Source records
┄┄┄┄┄┄┄┄┄┄┄┄┄┄┄┄┄┄┄┄

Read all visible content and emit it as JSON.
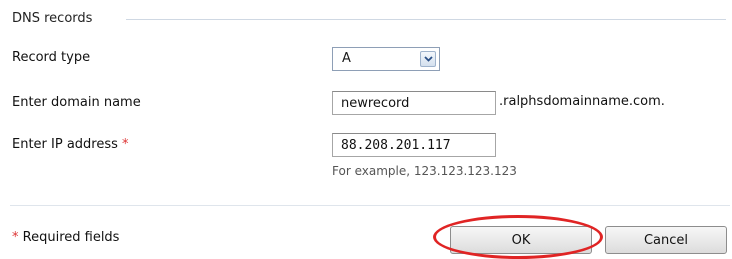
{
  "section": {
    "title": "DNS records"
  },
  "form": {
    "record_type_label": "Record type",
    "record_type_value": "A",
    "domain_label": "Enter domain name",
    "domain_value": "newrecord",
    "domain_suffix": ".ralphsdomainname.com.",
    "ip_label": "Enter IP address",
    "ip_required_marker": "*",
    "ip_value": "88.208.201.117",
    "ip_hint": "For example, 123.123.123.123"
  },
  "footer": {
    "required_marker": "*",
    "required_note": "Required fields",
    "ok_label": "OK",
    "cancel_label": "Cancel"
  },
  "colors": {
    "required_star": "#dd3333",
    "highlight_ellipse": "#e02424"
  },
  "icons": {
    "select_arrow": "chevron-down-icon"
  }
}
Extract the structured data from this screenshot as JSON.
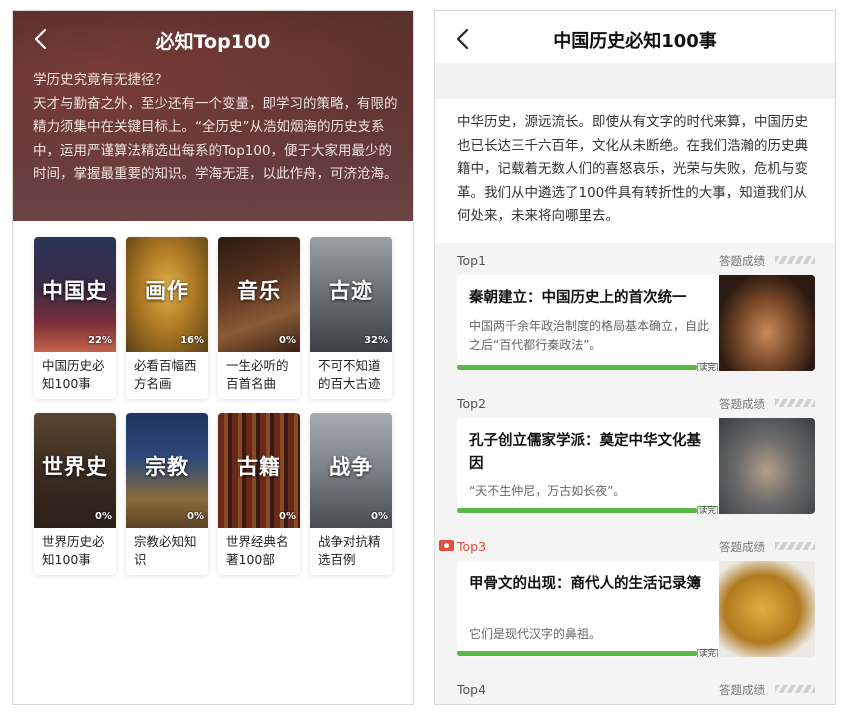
{
  "left": {
    "title": "必知Top100",
    "intro": "学历史究竟有无捷径？\n天才与勤奋之外，至少还有一个变量，即学习的策略，有限的精力须集中在关键目标上。“全历史”从浩如烟海的历史支系中，运用严谨算法精选出每系的Top100，便于大家用最少的时间，掌握最重要的知识。学海无涯，以此作舟，可济沧海。",
    "cards": [
      {
        "cover": "中国史",
        "pct": "22%",
        "name": "中国历史必知100事"
      },
      {
        "cover": "画作",
        "pct": "16%",
        "name": "必看百幅西方名画"
      },
      {
        "cover": "音乐",
        "pct": "0%",
        "name": "一生必听的百首名曲"
      },
      {
        "cover": "古迹",
        "pct": "32%",
        "name": "不可不知道的百大古迹"
      },
      {
        "cover": "世界史",
        "pct": "0%",
        "name": "世界历史必知100事"
      },
      {
        "cover": "宗教",
        "pct": "0%",
        "name": "宗教必知知识"
      },
      {
        "cover": "古籍",
        "pct": "0%",
        "name": "世界经典名著100部"
      },
      {
        "cover": "战争",
        "pct": "0%",
        "name": "战争对抗精选百例"
      }
    ]
  },
  "right": {
    "title": "中国历史必知100事",
    "intro": "中华历史，源远流长。即使从有文字的时代来算，中国历史也已长达三千六百年，文化从未断绝。在我们浩瀚的历史典籍中，记载着无数人们的喜怒哀乐，光荣与失败，危机与变革。我们从中遴选了100件具有转折性的大事，知道我们从何处来，未来将向哪里去。",
    "score_label": "答题成绩",
    "read_label": "读完",
    "entries": [
      {
        "rank": "Top1",
        "title": "秦朝建立：中国历史上的首次统一",
        "desc": "中国两千余年政治制度的格局基本确立，自此之后“百代都行秦政法”。"
      },
      {
        "rank": "Top2",
        "title": "孔子创立儒家学派：奠定中华文化基因",
        "desc": "“天不生仲尼，万古如长夜”。"
      },
      {
        "rank": "Top3",
        "title": "甲骨文的出现：商代人的生活记录簿",
        "desc": "它们是现代汉字的鼻祖。"
      },
      {
        "rank": "Top4",
        "title": "",
        "desc": ""
      }
    ]
  },
  "colors": {
    "accent_green": "#58b947",
    "hot_red": "#e84d3d",
    "hero_bg": "#5a3434"
  },
  "icons": {
    "back": "chevron-left-icon",
    "hot": "hot-tag-icon"
  }
}
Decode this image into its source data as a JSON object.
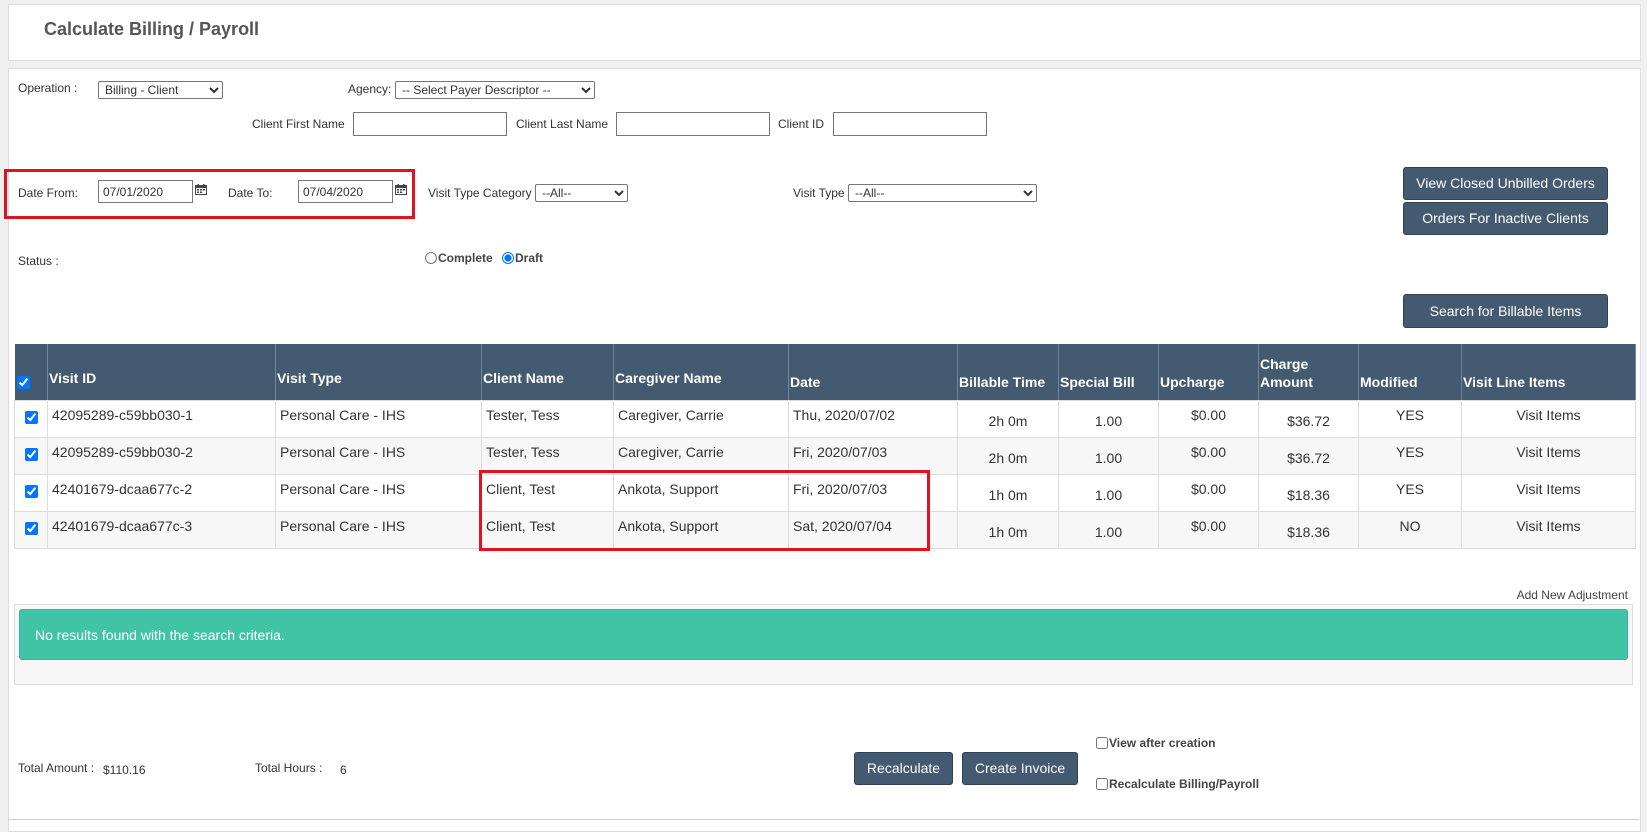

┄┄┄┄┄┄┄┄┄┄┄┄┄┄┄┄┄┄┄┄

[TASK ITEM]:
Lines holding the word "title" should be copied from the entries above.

[ANSWER AREA]:
    "title": "DNS records"
    "title": "必知Top100",
    "title": "中国历史必知100事",
        "title": "秦朝建立：中国历史上的首次统一",
        "title": "孔子创立儒家学派：奠定中华文化基因",
        "title": "甲骨文的出现：商代人的生活记录簿",
        "title": "",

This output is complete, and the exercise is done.